## Interface dataset entries
--------

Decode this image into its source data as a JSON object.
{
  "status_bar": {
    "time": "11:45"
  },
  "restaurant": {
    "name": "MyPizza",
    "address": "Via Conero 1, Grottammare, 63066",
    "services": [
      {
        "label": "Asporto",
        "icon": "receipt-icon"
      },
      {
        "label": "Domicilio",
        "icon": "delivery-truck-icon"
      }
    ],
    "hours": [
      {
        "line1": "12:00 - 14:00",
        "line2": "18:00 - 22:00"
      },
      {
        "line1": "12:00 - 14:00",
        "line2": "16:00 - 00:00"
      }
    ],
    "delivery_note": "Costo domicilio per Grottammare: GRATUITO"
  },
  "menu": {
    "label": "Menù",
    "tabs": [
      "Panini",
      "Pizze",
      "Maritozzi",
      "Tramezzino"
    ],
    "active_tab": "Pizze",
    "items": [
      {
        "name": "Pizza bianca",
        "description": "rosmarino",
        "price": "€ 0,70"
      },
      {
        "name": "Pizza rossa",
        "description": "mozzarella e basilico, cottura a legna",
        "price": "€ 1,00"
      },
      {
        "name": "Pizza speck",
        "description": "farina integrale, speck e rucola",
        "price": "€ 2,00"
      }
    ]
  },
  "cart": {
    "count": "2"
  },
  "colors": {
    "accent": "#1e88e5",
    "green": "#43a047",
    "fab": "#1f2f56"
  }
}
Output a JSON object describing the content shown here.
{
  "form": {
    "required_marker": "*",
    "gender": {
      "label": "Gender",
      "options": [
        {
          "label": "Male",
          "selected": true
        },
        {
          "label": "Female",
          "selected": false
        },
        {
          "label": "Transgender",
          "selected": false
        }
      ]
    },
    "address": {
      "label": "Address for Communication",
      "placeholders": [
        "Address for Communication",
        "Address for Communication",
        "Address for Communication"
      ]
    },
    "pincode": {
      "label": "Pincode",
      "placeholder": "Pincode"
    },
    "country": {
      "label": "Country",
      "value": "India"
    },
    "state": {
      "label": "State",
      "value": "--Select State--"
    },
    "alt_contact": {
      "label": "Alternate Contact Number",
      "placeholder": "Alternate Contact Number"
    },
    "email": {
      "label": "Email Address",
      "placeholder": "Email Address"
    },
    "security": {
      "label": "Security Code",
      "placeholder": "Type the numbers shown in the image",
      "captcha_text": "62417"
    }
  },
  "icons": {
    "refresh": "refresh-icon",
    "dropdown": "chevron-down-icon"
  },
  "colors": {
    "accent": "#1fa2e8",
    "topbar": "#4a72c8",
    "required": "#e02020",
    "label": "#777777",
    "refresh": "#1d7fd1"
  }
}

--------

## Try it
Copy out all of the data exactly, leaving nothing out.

## Answer space
Decode this image into its source data as a JSON object.
{
  "status_bar": {
    "time": "11:45"
  },
  "restaurant": {
    "name": "MyPizza",
    "address": "Via Conero 1, Grottammare, 63066",
    "services": [
      {
        "label": "Asporto",
        "icon": "receipt-icon"
      },
      {
        "label": "Domicilio",
        "icon": "delivery-truck-icon"
      }
    ],
    "hours": [
      {
        "line1": "12:00 - 14:00",
        "line2": "18:00 - 22:00"
      },
      {
        "line1": "12:00 - 14:00",
        "line2": "16:00 - 00:00"
      }
    ],
    "delivery_note": "Costo domicilio per Grottammare: GRATUITO"
  },
  "menu": {
    "label": "Menù",
    "tabs": [
      "Panini",
      "Pizze",
      "Maritozzi",
      "Tramezzino"
    ],
    "active_tab": "Pizze",
    "items": [
      {
        "name": "Pizza bianca",
        "description": "rosmarino",
        "price": "€ 0,70"
      },
      {
        "name": "Pizza rossa",
        "description": "mozzarella e basilico, cottura a legna",
        "price": "€ 1,00"
      },
      {
        "name": "Pizza speck",
        "description": "farina integrale, speck e rucola",
        "price": "€ 2,00"
      }
    ]
  },
  "cart": {
    "count": "2"
  },
  "colors": {
    "accent": "#1e88e5",
    "green": "#43a047",
    "fab": "#1f2f56"
  }
}
Output a JSON object describing the content shown here.
{
  "form": {
    "required_marker": "*",
    "gender": {
      "label": "Gender",
      "options": [
        {
          "label": "Male",
          "selected": true
        },
        {
          "label": "Female",
          "selected": false
        },
        {
          "label": "Transgender",
          "selected": false
        }
      ]
    },
    "address": {
      "label": "Address for Communication",
      "placeholders": [
        "Address for Communication",
        "Address for Communication",
        "Address for Communication"
      ]
    },
    "pincode": {
      "label": "Pincode",
      "placeholder": "Pincode"
    },
    "country": {
      "label": "Country",
      "value": "India"
    },
    "state": {
      "label": "State",
      "value": "--Select State--"
    },
    "alt_contact": {
      "label": "Alternate Contact Number",
      "placeholder": "Alternate Contact Number"
    },
    "email": {
      "label": "Email Address",
      "placeholder": "Email Address"
    },
    "security": {
      "label": "Security Code",
      "placeholder": "Type the numbers shown in the image",
      "captcha_text": "62417"
    }
  },
  "icons": {
    "refresh": "refresh-icon",
    "dropdown": "chevron-down-icon"
  },
  "colors": {
    "accent": "#1fa2e8",
    "topbar": "#4a72c8",
    "required": "#e02020",
    "label": "#777777",
    "refresh": "#1d7fd1"
  }
}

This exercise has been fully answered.